We’ve all be through it: we are out to dinner with someone we want to impress (potential boss, potential lover, potential cell mate) and the sommelier presents you with a wine list the approximate size of a London phone book. (N.B.: If you do not know what a non-digital “phone book” is, ask your parents. Or grandparents.) The list is deep, wide, and intimidating, while your wine knowledge is shallow, narrow, and threatening only to the wino drinking out of a bottle on a street corner. What to do?
Fear not. You can come out of this smelling like a rosé with a few simple tricks:
The most important thing is to do your homework. A little advance planning, if possible, will go a long way. If you know what restaurant you are going to, you might well find its wine list online. Or call them up and ask them to email you the list. Some might call this cheating. I call it research.
Don’t let price be your guide. Cost is not necessarily an indicator of quality. I’ve tasted £100 bottles that were crap, and £10 ones that were great – far better than their price would indicate.

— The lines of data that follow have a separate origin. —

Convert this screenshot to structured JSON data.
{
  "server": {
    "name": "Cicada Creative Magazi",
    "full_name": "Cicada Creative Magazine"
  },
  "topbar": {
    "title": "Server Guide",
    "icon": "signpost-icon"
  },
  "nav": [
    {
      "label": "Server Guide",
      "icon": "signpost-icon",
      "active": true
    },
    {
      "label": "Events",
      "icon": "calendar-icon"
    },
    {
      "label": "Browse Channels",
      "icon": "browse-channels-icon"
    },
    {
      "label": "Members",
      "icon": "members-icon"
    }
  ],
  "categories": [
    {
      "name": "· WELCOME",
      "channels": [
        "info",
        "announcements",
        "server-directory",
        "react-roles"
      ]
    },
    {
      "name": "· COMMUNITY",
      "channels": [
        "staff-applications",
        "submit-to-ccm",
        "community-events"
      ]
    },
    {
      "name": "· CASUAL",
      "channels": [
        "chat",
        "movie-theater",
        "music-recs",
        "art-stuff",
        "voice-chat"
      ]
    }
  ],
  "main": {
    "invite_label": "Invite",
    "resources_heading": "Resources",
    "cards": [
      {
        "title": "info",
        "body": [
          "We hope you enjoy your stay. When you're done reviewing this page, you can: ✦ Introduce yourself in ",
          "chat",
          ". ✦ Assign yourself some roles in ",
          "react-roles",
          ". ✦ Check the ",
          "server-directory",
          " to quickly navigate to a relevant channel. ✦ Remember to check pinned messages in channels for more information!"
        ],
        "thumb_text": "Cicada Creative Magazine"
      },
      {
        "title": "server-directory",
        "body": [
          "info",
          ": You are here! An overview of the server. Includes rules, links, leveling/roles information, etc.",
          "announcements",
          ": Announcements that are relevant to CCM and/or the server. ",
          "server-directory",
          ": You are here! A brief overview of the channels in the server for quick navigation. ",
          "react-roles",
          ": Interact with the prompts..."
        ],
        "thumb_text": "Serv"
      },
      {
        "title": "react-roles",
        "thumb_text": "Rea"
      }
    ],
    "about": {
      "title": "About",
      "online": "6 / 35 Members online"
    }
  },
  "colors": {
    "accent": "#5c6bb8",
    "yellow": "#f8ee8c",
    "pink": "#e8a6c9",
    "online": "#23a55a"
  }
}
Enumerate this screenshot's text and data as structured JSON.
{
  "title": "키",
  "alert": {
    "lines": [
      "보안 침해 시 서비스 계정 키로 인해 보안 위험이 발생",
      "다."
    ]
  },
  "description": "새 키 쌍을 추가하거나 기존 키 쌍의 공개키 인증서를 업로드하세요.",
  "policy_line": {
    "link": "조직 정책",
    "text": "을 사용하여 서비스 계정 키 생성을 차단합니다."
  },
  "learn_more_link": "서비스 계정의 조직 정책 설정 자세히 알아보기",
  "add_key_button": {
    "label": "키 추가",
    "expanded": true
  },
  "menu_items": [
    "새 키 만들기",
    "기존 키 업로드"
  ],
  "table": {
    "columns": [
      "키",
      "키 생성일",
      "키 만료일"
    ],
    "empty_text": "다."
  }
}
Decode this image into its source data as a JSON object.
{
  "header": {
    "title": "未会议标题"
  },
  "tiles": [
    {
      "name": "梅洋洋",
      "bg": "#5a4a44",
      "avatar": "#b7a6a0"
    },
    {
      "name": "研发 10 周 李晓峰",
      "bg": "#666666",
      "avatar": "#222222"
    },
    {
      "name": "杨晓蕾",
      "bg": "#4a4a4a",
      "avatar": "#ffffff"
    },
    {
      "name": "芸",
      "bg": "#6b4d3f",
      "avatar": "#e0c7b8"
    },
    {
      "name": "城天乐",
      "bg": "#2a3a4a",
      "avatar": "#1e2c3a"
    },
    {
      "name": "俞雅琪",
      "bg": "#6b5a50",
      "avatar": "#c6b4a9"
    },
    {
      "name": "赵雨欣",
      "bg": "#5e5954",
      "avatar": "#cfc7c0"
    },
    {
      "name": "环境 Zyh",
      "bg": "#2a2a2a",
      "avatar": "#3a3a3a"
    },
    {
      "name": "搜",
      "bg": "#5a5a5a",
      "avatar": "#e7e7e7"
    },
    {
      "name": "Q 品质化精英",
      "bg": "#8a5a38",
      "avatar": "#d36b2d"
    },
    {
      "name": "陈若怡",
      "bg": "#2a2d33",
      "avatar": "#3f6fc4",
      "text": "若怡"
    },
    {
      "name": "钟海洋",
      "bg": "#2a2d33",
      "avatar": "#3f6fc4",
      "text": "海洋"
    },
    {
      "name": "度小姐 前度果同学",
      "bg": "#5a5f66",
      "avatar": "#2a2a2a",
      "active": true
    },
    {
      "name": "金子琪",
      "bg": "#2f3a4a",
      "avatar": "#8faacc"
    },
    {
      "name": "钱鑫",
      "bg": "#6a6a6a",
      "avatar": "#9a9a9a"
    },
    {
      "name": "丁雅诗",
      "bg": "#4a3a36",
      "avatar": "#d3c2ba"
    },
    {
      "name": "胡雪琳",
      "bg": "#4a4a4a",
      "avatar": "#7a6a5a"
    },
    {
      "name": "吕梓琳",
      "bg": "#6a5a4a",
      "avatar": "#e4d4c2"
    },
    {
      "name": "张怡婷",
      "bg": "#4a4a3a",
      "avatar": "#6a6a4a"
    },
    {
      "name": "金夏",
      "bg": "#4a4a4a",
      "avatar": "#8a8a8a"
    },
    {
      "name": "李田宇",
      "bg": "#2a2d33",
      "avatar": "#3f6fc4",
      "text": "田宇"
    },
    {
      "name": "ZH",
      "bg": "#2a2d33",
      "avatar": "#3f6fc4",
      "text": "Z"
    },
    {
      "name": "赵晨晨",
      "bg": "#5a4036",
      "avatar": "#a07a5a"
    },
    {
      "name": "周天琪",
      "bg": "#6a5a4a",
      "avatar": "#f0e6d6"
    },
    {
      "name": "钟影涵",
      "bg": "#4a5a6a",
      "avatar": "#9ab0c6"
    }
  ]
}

You can look at a site or app like Wine Searcher that will tell you what the going retail price is for a particular wine, including in UK outlets. (There are also consumer reviews.) Pricewise, I usually gravitate towards the middle to middle-low of the list. That’s where you will often find bargains. But there is a cautionary note: restaurants will sometimes put higher markups on low-end wines than on high-end ones.
Don’t buy wine by the glass unless you have no other option. Know that most (but not all) restaurants are notorious for outrageous markups on wine, often to offset food costs. (And charging you for bread and water, which is like paying for the privilege of a prison diet.) Just look at bottle restaurant cost as opposed to shop price. If you think THAT is outrageous, then wine by the glass is even more of a price gouge. And, on top of that, wines sold by the glass are often poorly stored. A bottle that doesn’t sell briskly may sit out for days (and some of those hand-held vacuum sealers are ineffectual) and will be off. So I often order a bottle, drink half, then have the waiter or bartender reseal it for me to take home, which you can do in many states in the U.S. (Most liquor laws are set by states and cities, not by the federal government.) The law in the U.K. seems to be fuzzy, as far as I can tell from this side of the pond, but it may be possible to do the same as long as the bottle is resealed (the definition of “resealed” may be vague). If you are not allowed to take it the rest of the bottle may turn up being sold by the glass the next day. A barrister is in a better position to render a legal opinion than a bartender.
(Having said that, I offer a caveat: ordering a glass is a great way to stall for time while you are cogitating over the list. A preprandial glass of bubbly will not only buy you extra time to make your choice, but helps take some of the pressure off.)
Look for the offbeat. Anybody can order a New World cabernet sauvignon or chardonnay or a French claret or Burgundy. But more wines are being made with more different grapes now. So look for reds such as a carménère from Chile (used to be a Bordeaux blending grape) or a tannat from Uruguay or a French malbec. (The French have always made malbec, called a Cahors, in southwest France. It was used as a blending grape for claret. Argentina stole their thunder when they found that the malbec grape thrived well in Argentina. Always wondered why it was Britain that went to war with Argentina instead of France. It should have been the Malbec War, not the Falklands War.) For whites you might rummage around for a grüner veltliner from Austrla, assyrtiko from the Greek island of Santorini, or gewürztraminer from Alsace or California (but be warned that the French and the American styles are markedly different). Ordering the odd greatly increases your odds of enhancing your wine street cred, both with your guests and the somm.
Local wines, if decent ones are available, can be a great value. The prices are often cheaper than the imports (although heaven knows what prices on European wines are going to be in the U.K. post-Brexit). English sparkling wine, for example, is a thriving industry, and there are wines being made that rival Spanish cava or Italian prosecco or even, in some cases, French champagne. The changing conditions for wine cultivation in the U.K. may be the only upside of global warming.
Solicit your guests’ preferences or taste in wine. It’s the politic thing to do, and it gives you some signposts to work with. And that way, you don’t have to accept all the responsibility – or blame – for the choice.
But don’t shut out the somm. Solicit ideas from him or her. Ask what’s new on the list, or what they’ve tasted lately that they like. I often ask if they have any oddbins left – a bottle or two of something that has come off the list or is about to be removed. Some restaurants and bars will offer that wine at a discount just to get rid of it and make space. And make sure to tip the somm!
Above all, have fun. Wine is a great journey in which you never stop learning. So much wine, so little time. To paraphrase Paul Simon, 50 Ways to Love Your Liver.
À Vôtre Santé!
Club member Gary Thomas is Senior Editor and Editorial Board member of Palate Press, the online wine magazine. He spent a lengthy career in journalism in the U.S. and abroad, including stints based in Pakistan and Thailand as correspondent for the Voice of America (VOA), the U.S.-based (rough) equivalent of the BBC World Service. Connect with Gary here.